((
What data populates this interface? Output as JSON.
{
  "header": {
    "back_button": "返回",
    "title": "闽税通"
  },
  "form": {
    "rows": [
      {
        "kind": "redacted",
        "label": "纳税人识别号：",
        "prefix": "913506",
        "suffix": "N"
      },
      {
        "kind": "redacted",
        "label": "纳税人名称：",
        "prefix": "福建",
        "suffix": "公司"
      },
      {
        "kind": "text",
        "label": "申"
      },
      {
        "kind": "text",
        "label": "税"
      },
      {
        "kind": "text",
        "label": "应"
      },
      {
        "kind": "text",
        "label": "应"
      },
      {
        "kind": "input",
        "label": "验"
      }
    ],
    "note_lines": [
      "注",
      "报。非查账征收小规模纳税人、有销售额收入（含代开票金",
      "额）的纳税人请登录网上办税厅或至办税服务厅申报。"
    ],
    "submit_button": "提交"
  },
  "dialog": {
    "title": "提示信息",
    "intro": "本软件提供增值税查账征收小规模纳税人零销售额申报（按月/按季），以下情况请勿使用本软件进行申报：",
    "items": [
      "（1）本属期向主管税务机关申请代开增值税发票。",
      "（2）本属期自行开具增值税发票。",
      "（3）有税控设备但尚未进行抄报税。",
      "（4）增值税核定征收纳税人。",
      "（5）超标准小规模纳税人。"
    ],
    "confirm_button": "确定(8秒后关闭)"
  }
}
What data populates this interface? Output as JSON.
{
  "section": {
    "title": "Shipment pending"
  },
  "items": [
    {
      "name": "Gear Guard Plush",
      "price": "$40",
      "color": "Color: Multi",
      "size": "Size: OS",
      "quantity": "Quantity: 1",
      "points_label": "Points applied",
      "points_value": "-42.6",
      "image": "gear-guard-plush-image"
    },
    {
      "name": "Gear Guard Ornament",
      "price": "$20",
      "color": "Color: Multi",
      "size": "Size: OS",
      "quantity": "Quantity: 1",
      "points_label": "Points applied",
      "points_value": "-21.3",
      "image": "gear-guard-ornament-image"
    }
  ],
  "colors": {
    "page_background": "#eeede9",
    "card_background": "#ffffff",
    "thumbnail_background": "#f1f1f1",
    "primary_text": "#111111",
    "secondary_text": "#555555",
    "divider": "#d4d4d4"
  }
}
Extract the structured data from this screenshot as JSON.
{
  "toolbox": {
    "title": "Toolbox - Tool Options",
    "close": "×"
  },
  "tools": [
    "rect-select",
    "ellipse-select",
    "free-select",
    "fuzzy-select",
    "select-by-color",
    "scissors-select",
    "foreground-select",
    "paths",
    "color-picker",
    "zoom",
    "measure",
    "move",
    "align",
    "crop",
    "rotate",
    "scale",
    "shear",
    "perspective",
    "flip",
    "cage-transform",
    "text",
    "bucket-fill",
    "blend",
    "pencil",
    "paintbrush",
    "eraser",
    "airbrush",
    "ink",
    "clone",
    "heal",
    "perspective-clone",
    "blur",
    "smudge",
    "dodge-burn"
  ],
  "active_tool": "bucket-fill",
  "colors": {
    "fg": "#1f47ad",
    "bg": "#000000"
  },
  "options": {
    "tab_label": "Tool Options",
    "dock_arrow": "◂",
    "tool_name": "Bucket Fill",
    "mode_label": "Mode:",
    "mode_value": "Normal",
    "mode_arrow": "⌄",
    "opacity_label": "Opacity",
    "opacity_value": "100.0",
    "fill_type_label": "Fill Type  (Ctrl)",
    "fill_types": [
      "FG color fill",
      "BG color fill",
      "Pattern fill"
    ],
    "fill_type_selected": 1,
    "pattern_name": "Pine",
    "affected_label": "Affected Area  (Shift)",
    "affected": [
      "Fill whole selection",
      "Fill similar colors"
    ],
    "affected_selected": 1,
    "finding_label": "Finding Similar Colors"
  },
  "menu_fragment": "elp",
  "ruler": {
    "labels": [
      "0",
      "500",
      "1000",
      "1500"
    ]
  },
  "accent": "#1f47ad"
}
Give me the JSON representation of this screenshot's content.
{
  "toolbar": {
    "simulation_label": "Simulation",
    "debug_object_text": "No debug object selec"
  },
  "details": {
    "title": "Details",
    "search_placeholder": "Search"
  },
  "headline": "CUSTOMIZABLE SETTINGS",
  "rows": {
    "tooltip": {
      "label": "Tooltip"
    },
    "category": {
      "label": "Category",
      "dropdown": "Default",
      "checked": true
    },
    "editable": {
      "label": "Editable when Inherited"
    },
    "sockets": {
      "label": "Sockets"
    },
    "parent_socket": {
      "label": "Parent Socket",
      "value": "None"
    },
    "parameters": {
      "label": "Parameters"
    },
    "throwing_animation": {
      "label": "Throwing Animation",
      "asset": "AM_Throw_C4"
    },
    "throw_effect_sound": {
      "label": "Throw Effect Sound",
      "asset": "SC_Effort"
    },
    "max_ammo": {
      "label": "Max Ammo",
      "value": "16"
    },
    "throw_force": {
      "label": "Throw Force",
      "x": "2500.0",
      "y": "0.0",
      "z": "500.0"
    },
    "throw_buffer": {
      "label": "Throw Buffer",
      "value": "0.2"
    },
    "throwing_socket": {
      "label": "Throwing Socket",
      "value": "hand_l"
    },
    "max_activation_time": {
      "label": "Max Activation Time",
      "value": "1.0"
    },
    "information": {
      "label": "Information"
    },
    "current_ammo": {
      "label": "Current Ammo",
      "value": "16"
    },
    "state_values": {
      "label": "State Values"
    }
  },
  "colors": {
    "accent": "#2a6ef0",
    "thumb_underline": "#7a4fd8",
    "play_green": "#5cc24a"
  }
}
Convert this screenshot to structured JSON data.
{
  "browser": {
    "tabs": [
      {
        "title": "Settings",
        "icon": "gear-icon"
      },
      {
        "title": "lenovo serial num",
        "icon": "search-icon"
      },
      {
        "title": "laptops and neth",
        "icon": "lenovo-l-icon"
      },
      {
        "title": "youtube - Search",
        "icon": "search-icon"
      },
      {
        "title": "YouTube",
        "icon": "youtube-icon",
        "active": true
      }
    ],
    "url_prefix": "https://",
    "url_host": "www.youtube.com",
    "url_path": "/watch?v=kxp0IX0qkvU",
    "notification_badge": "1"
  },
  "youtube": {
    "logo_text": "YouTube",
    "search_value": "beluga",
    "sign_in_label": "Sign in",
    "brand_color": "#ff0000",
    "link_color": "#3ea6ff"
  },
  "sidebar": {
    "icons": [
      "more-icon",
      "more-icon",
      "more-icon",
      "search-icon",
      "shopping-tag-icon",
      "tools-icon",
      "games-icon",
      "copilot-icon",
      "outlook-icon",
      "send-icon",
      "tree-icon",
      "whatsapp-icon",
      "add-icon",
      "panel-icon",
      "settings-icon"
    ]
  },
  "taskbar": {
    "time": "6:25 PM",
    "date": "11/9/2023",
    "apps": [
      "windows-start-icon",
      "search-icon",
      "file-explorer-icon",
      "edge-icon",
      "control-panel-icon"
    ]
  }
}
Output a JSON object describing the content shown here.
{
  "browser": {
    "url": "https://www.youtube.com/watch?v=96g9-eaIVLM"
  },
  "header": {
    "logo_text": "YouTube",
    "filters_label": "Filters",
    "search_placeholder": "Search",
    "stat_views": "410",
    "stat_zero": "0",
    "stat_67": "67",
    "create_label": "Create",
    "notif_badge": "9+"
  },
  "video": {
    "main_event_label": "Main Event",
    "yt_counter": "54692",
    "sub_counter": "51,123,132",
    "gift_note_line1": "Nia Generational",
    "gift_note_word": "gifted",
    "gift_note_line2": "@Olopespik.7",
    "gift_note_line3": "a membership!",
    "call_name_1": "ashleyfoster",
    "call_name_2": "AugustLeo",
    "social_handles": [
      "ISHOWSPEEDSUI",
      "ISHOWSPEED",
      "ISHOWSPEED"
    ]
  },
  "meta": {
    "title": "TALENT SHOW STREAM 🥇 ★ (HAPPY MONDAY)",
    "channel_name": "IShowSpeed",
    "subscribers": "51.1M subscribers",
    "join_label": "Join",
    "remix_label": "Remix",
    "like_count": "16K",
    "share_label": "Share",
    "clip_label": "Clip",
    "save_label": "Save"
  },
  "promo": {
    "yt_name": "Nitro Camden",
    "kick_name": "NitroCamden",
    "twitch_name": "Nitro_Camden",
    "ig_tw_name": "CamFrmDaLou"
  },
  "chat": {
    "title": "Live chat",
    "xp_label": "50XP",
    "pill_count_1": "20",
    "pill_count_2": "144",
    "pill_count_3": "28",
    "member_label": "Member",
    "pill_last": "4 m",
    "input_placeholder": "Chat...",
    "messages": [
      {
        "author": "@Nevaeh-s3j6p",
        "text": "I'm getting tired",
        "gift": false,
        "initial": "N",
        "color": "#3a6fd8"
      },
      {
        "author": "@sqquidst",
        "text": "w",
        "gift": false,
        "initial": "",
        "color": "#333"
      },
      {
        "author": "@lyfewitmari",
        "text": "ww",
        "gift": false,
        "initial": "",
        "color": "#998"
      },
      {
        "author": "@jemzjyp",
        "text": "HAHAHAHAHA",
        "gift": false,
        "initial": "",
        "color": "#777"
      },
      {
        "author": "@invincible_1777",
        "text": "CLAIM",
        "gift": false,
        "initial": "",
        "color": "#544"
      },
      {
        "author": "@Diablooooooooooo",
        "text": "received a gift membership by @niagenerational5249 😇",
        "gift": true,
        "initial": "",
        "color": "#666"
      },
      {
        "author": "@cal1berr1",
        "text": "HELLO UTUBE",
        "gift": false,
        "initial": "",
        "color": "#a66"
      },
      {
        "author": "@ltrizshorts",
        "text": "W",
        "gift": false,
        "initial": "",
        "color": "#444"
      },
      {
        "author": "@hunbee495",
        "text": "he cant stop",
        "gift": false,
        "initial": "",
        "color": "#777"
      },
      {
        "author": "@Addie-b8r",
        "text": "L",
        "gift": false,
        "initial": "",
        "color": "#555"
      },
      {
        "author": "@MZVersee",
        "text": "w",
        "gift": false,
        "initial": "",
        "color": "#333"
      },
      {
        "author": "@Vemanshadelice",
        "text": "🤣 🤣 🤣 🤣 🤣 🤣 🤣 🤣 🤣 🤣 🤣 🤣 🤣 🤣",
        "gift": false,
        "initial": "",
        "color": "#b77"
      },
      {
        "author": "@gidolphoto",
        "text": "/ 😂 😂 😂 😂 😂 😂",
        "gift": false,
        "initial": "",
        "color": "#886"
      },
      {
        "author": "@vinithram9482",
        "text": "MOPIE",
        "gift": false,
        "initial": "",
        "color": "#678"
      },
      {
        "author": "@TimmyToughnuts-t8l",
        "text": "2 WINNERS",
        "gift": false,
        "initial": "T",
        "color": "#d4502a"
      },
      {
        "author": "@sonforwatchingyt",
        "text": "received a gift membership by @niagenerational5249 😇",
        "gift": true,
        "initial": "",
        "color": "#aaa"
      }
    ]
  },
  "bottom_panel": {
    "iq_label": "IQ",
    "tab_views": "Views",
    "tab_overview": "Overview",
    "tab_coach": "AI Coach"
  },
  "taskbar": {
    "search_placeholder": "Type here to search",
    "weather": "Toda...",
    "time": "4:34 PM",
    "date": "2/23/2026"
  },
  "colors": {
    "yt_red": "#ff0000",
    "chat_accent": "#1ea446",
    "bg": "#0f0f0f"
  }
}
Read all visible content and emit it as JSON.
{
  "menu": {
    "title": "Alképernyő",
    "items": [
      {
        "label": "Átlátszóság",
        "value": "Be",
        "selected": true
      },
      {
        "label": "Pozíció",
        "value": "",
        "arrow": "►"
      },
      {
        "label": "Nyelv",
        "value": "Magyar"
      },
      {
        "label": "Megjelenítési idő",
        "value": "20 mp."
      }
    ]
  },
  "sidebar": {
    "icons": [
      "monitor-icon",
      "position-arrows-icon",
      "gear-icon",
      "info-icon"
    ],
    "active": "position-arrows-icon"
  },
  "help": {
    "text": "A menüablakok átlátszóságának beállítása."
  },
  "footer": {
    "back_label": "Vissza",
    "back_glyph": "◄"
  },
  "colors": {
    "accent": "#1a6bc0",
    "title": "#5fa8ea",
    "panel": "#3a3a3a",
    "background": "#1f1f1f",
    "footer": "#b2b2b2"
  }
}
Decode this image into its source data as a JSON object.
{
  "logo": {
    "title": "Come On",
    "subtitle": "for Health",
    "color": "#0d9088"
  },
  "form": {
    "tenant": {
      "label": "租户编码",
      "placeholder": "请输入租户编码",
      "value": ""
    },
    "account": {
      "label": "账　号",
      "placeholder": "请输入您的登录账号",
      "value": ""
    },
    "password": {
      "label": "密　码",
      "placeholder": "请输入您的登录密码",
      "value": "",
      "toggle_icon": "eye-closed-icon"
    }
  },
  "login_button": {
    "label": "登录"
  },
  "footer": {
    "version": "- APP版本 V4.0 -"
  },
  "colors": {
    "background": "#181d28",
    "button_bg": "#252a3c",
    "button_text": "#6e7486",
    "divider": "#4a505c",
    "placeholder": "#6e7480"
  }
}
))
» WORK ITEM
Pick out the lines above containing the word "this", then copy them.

» WRITTEN REPLY
What data populates this interface? Output as JSON.
What data populates this interface? Output as JSON.
Extract the structured data from this screenshot as JSON.
Give me the JSON representation of this screenshot's content.
Convert this screenshot to structured JSON data.
Decode this image into its source data as a JSON object.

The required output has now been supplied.